In many Asian nations, an age-old preference for sons, combined with new prenatal methods of knowing the sex of a fetus, have produced a lopsided gender imbalance that's only now becoming a potential social problem - and not just for the masses of lonely bachelors.
A new book by two Western scholars warns that the widespread practice of sex-selective abortion - despite being outlawed years ago in India and China - could add to societal instability and violent crime, possibly pushing governments to take drastic, antidemocratic steps.
That's because the skewed sex ratios in these societies are staggering. In its 2000 census, China found the proportion of boys through age 4 was more than 120 to every 100 girls at those ages. In India, the pattern is about the same, with reports of some villages having no girls. In most societies, the normal sex ratio for this age group is only 105 to 100 or less.
The book, "Bare Branches: The Security Implications of Asia's Surplus Male Population," (M.I.T. Press), by Valerie Hudson and Andrea Den Boer, connects the dots of a huge demographic trend that carries international implications. ("Bare branches" comes from a Chinese phrase for adult offspring who don't bear children, like empty fruit trees.)
Policymakers should take note: China, India, and other nations that can't stop this practice might see great social upheavals, such as mass migration of young males or the widespread kidnapping of women.
"The security logic of high sex-ratio societies predisposes nations to see some utility in interstate conflict," the authors write.
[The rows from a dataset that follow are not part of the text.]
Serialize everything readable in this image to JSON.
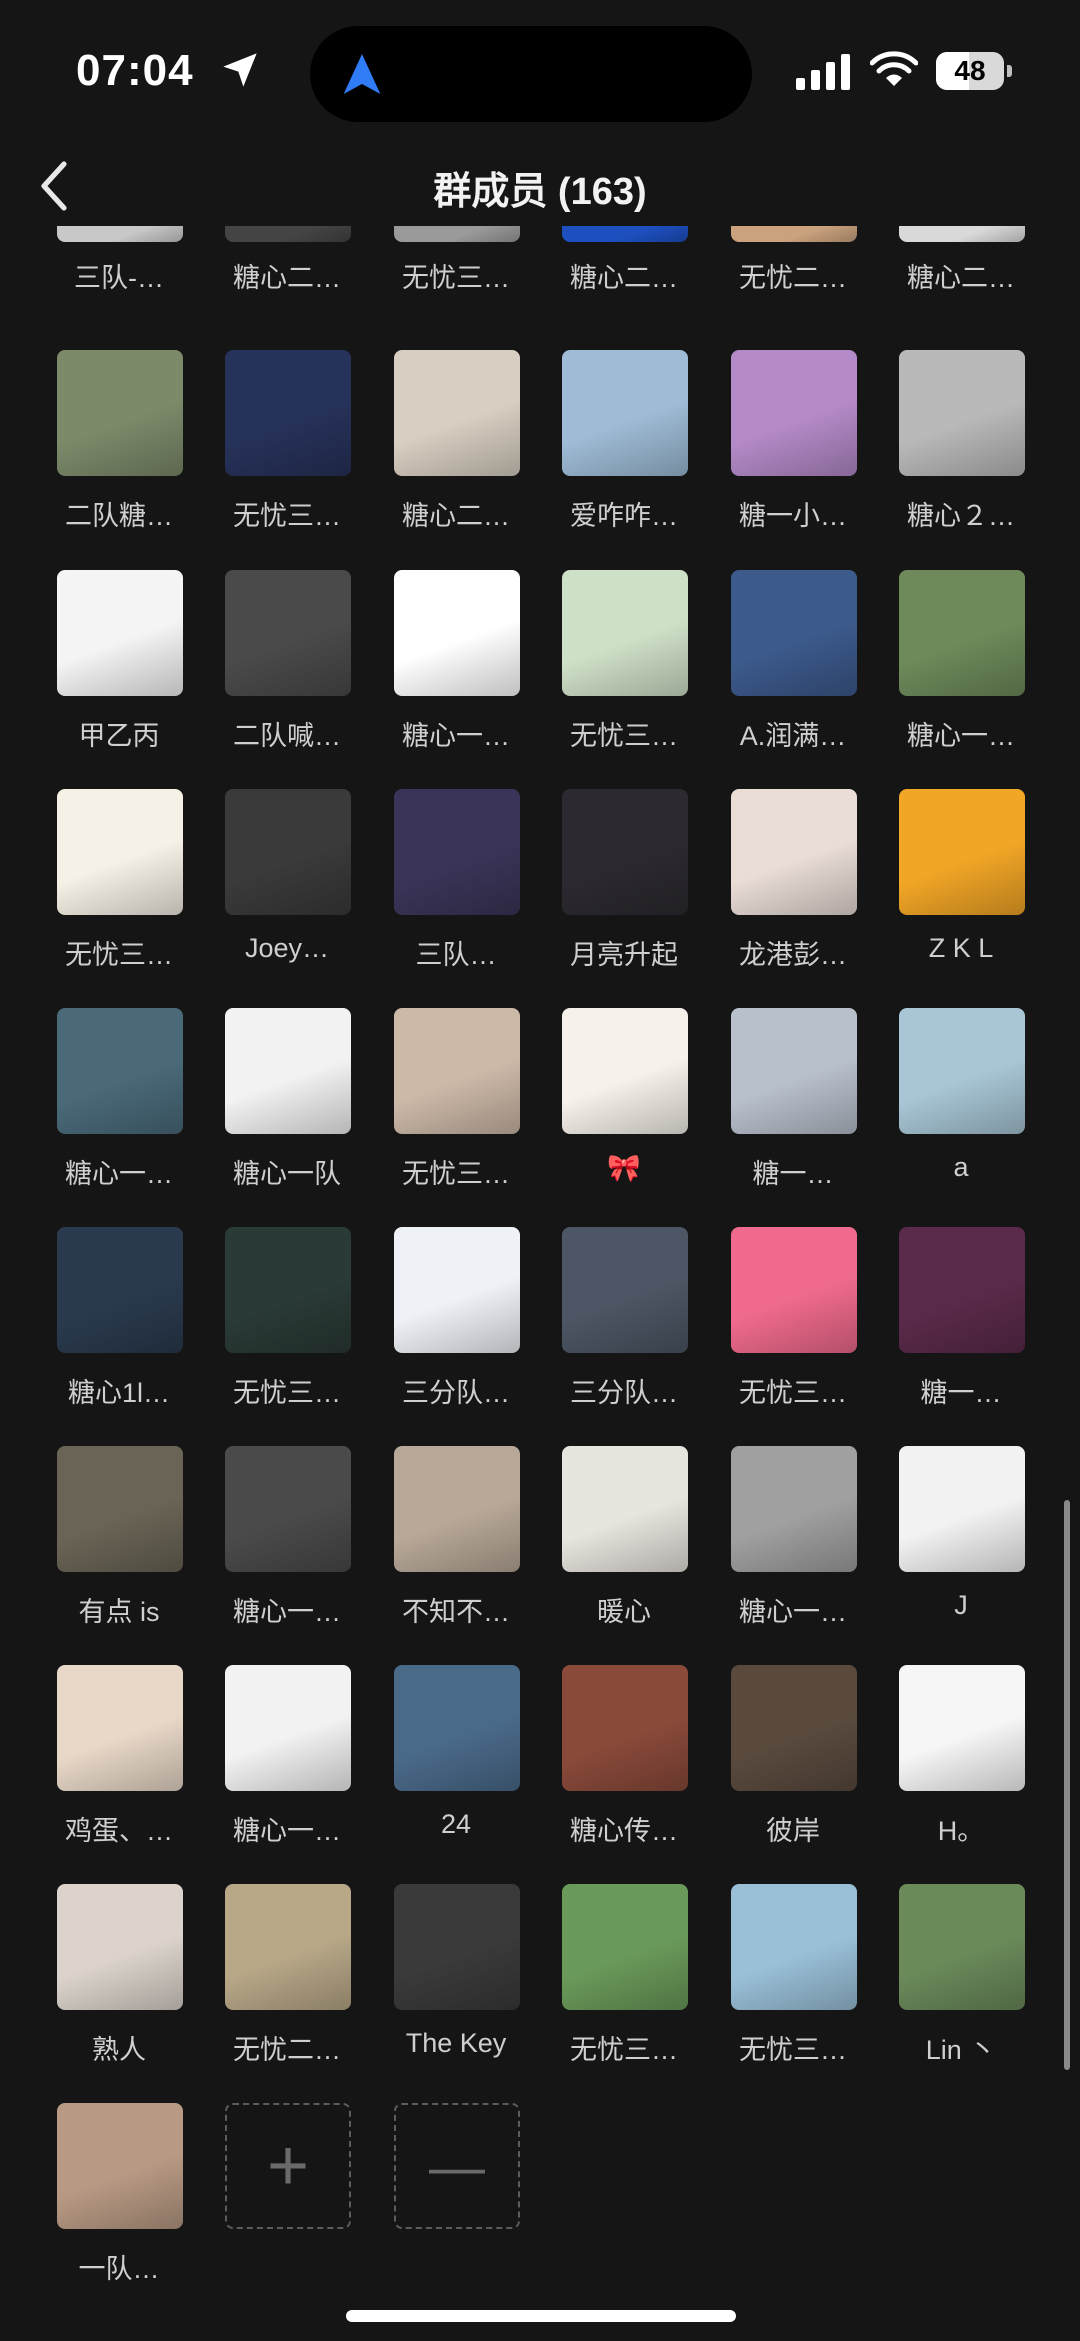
{
  "status": {
    "time": "07:04",
    "battery": "48",
    "battery_level": 0.48
  },
  "header": {
    "title": "群成员 (163)"
  },
  "members": [
    {
      "name": "三队-…",
      "color": "#c8c8c8"
    },
    {
      "name": "糖心二…",
      "color": "#444444"
    },
    {
      "name": "无忧三…",
      "color": "#9a9a9a"
    },
    {
      "name": "糖心二…",
      "color": "#1e4fbf"
    },
    {
      "name": "无忧二…",
      "color": "#caa27e"
    },
    {
      "name": "糖心二…",
      "color": "#d9d9d9"
    },
    {
      "name": "二队糖…",
      "color": "#7c8a6a"
    },
    {
      "name": "无忧三…",
      "color": "#27325a"
    },
    {
      "name": "糖心二…",
      "color": "#d8cfc2"
    },
    {
      "name": "爱咋咋…",
      "color": "#9ebcd6"
    },
    {
      "name": "糖一小…",
      "color": "#b48ac8"
    },
    {
      "name": "糖心２…",
      "color": "#b9b9b9"
    },
    {
      "name": "甲乙丙",
      "color": "#f4f4f4"
    },
    {
      "name": "二队喊…",
      "color": "#4a4a4a"
    },
    {
      "name": "糖心一…",
      "color": "#ffffff"
    },
    {
      "name": "无忧三…",
      "color": "#cfe0c8"
    },
    {
      "name": "A.润满…",
      "color": "#3c5a8c"
    },
    {
      "name": "糖心一…",
      "color": "#6e8a5a"
    },
    {
      "name": "无忧三…",
      "color": "#f6f1e6"
    },
    {
      "name": "Joey…",
      "color": "#3a3a3a"
    },
    {
      "name": "三队…",
      "color": "#3a3558"
    },
    {
      "name": "月亮升起",
      "color": "#2c2a30"
    },
    {
      "name": "龙港彭…",
      "color": "#e9ddd6"
    },
    {
      "name": "Z K L",
      "color": "#f2a626"
    },
    {
      "name": "糖心一…",
      "color": "#4a6a7a"
    },
    {
      "name": "糖心一队",
      "color": "#f2f2f2"
    },
    {
      "name": "无忧三…",
      "color": "#cdb9a8"
    },
    {
      "name": "🎀",
      "color": "#f6f1ea"
    },
    {
      "name": "糖一…",
      "color": "#b8c0cc"
    },
    {
      "name": "a",
      "color": "#a8c6d6"
    },
    {
      "name": "糖心1l…",
      "color": "#2a3a4e"
    },
    {
      "name": "无忧三…",
      "color": "#2a3a36"
    },
    {
      "name": "三分队…",
      "color": "#eef2f6"
    },
    {
      "name": "三分队…",
      "color": "#4c5664"
    },
    {
      "name": "无忧三…",
      "color": "#ef6a8c"
    },
    {
      "name": "糖一…",
      "color": "#5a2a4a"
    },
    {
      "name": "有点 is",
      "color": "#6a6456"
    },
    {
      "name": "糖心一…",
      "color": "#4a4a4a"
    },
    {
      "name": "不知不…",
      "color": "#b8a898"
    },
    {
      "name": "暖心",
      "color": "#e8e4de"
    },
    {
      "name": "糖心一…",
      "color": "#a0a0a0"
    },
    {
      "name": "J",
      "color": "#f2f2f2"
    },
    {
      "name": "鸡蛋、…",
      "color": "#e8d8c8"
    },
    {
      "name": "糖心一…",
      "color": "#f2f2f2"
    },
    {
      "name": "24",
      "color": "#4a6a8a"
    },
    {
      "name": "糖心传…",
      "color": "#8a4a3a"
    },
    {
      "name": "彼岸",
      "color": "#5a4a3e"
    },
    {
      "name": "H。",
      "color": "#f6f6f6"
    },
    {
      "name": "熟人",
      "color": "#dcd4cc"
    },
    {
      "name": "无忧二…",
      "color": "#b8a888"
    },
    {
      "name": "The Key",
      "color": "#3a3a3a"
    },
    {
      "name": "无忧三…",
      "color": "#6a9a5a"
    },
    {
      "name": "无忧三…",
      "color": "#9ac0d8"
    },
    {
      "name": "Lin 丶",
      "color": "#6a8a5a"
    },
    {
      "name": "一队…",
      "color": "#b89a84"
    }
  ],
  "actions": {
    "add_symbol": "+",
    "remove_symbol": "—"
  }
}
Conservative estimates put the number of excess men in China at 30 million by 2020, and 28 million for India. Or, to put it another way, some experts say the world's two most populous nations, which have almost 40 percent of humanity between them, are already "missing" 100 million women.
This gender deficit is clearly sex discrimination on a mass feticidal scale.
This modern-day practice of terminating pregnancies because a fetus is the "wrong" sex is an extension of an old practice in traditional societies to kill unwanted baby girls, or neglect them until they die. (In today's China, many girls are simply put up for foreign adoption.)
Boys have long been preferred by rural families because they are reliable help in farming and old age, and also seen as carrying on the ancestral line.
In India, the birth of a girl can mean the heavy burden of paying a large dowry to her future in-laws. "Raising a girl is like watering another family's garden," goes an old Indian saying.
As both China and India have discovered, passing laws against such practices isn't enough. Governments are struggling because couples eagerly seek sex-selection and officials are unable to stop doctors in small clinics who are all too willing to ignore the laws for a small fee. Mobile ultrasound units, too, can easily move from village to village.
Raising the status of women is the ultimate solution to reversing the attitude that girls aren't the equal of boys. That will require years of leadership to counter deep cultural influences. In China, for instance, the State Family Planning and Population Commission recently began a pilot initiative called "Care for Girls." It includes making sure girls get an education and easing the worries of families about old age by offering insurance.
In fact, the more these nations have adequate social security, the more a parental preference for sons should diminish.
This historic shift in gender demography can be curtailed if leaders act boldly. In the meantime, the world must learn to deal with the rising ranks of rootless men.